All the major cloud providers allow users to attach business context to their infrastructure in some way. It’s this context that allows users to divide up their cloud bill into more easily digestible bites and keep track of cost trends for different resource types.
Thorough cloud cost allocation gives companies the ability to make educated business decisions.
When you can track every dollar spent and the revenue generated from that investment, there’s no limit to the optimizations you can make or the savvy innovations you can come up with. You’ll know exactly what has worked well in the past, and you’ll be able to replicate it and improve upon it with every iteration.
The details of how to use each cloud provider’s system may vary somewhat, but there are really only two ways to allocate cloud costs regardless of the provider you use: tagging and decentralized accounts.
Both can be helpful, but they also come with a certain amount of complexity and stress.
Here’s what you can expect from trying to allocate costs with traditional methods — and how you can make things easier on yourself.
Why The Two Major Cloud Cost Allocation Methods Are Helpful — But Frustrating
When we talk about tagging, we’re referring to the process of assigning business context to the resources you’ve used.
Basically, tagging means manually stamping each resource with what it’s powering — customers, products, features, teams, etc.
Not all cloud providers call this practice “tagging” — GCP calls this same action labeling, for example, and tags refer to something else entirely — but the concept is the same.
Tagging can be done through your provider dashboard by isolating a resource and giving it an identifier, along with some other metadata, so you can see this resource apart from the others when you view your overall cloud costs.
The other option is to build context into the infrastructure itself using decentralized accounts.
Instead of maintaining one huge, central account to manage everything under one umbrella, break your accounts down into smaller pieces. You may want to have separate accounts for each product you develop, or take it a step further and divide different aspects of each product — marketing, development, and production, for example — into separate accounts.
The pros and cons of tagging
If you tag everything that can be tagged and use a consistent, organized strategy, you can gain some great insights into your costs.
It’s a relatively slow manual process and takes time away from innovation activities, but the data it yields is generally worth it. So, to a certain degree, tagging is a necessary evil.
However, it can be hard to achieve thorough, consistent tagging throughout your company’s entire cloud infrastructure. There’s no dropdown menu of common labels to choose from to help guide tagging decisions; engineers are largely on their own to pick the names and metadata to include in their tags.
That might mean one engineer does it one way and someone else does it completely differently. Or it could mean a whole team of engineers choosing similar-but-different naming conventions, making typos, forgetting to tag some resources, or otherwise muddying the waters.

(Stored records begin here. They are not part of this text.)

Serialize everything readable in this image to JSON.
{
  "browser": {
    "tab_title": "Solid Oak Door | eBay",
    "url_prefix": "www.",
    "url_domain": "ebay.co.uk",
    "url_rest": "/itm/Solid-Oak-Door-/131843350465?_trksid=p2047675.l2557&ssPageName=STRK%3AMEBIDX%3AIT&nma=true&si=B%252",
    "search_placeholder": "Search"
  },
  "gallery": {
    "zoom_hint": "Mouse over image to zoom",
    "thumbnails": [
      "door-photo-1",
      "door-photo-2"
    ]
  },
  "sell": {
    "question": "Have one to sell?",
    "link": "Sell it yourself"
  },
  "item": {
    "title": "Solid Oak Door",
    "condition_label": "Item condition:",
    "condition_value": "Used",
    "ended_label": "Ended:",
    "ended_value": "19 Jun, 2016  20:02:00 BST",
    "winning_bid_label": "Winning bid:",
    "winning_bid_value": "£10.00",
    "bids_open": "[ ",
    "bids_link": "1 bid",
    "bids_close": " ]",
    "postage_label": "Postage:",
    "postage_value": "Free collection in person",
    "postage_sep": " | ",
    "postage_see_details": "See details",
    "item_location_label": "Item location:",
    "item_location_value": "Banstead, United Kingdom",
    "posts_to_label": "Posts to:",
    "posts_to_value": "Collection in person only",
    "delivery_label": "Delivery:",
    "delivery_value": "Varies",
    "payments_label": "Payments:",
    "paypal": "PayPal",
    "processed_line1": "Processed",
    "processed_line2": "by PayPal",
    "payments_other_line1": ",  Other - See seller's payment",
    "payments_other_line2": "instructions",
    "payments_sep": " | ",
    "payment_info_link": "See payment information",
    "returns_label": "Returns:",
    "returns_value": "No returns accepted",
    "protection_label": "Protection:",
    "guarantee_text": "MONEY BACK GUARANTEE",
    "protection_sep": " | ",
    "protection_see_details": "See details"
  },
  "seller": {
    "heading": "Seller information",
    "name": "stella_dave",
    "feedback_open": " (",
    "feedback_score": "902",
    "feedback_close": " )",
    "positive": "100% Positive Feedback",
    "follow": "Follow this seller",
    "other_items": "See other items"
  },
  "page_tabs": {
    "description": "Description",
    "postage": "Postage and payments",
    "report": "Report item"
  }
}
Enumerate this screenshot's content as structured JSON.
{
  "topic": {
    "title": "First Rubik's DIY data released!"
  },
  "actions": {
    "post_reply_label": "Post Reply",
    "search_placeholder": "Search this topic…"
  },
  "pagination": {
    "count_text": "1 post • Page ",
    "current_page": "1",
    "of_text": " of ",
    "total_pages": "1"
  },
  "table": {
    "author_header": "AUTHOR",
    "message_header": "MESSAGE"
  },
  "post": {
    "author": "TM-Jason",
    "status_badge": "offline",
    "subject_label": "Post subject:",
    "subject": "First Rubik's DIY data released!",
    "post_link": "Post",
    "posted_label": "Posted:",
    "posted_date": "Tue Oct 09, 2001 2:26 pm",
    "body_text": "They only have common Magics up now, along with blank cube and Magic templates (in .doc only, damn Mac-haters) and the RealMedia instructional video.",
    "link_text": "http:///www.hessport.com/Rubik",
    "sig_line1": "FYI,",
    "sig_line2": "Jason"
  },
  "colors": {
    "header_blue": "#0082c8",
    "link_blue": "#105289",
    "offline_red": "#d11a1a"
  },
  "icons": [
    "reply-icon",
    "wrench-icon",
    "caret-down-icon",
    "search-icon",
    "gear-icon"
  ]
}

It’s rare to find a company with perfect tagging implementation, because getting to that point requires incredibly high levels of coordination and cost management maturity. And even when a company has made every effort to stay consistent, some resources just can’t be tagged, so they’ll always be there skewing the otherwise useful results.
The pros and cons of using decentralized accounts
From a reporting perspective, decentralized accounts are the simplest way to track costs. That’s because, in an ideal world, it’s extremely helpful to have your costs separated out into clear categories.
When properly implemented, decentralized accounts make cost aggregation much easier than it would be with central accounts. Your costs for project X versus project Y are already separate and therefore simple to compare, and you can easily monitor the results of changes you make within specific areas.
If you were to talk to an AWS specialist and ask for their recommendations, they would advise you to choose account decentralization whenever possible — even over tagging, if you can only choose one method.
The reality, however, is a bit less straightforward.
It’s not always easy to fully isolate your infrastructure into divisions of products, teams, or environments.
For example, what if you have only a handful of accounts to begin with, and each covers hundreds of thousands or even millions of dollars of infrastructure? Separating every useful category into its own account would be an operational nightmare.
Therefore, decentralized accounts are often better for breaking down the overall picture into large chunks than for achieving real, granular detail.
So, What Can You Do If Both Methods Leave Something To Be Desired?
If your company is like most, your tagging scheme is probably more convoluted and inconsistent than you’d like, and your accounts aren’t well organized or granular enough.
The good news is that even if your current cost allocation efforts aren’t paying off, you can still achieve granular visibility into your cloud costs and gather the data you need to make smarter spending decisions.
CloudZero takes all the data from your cloud provider — including your tags and accounts — and aggregates it into one place. We then apply logic and filters on top of that data to smooth out the inconsistencies and arrive at a result that’s easy to make sense of.
In other words, it doesn’t matter if you have seven versions — complete with typos — of the same tags or your accounts are messy and too broad. CloudZero can pull everything together and reassign each item where it should be, so you can start gathering valuable insights right away.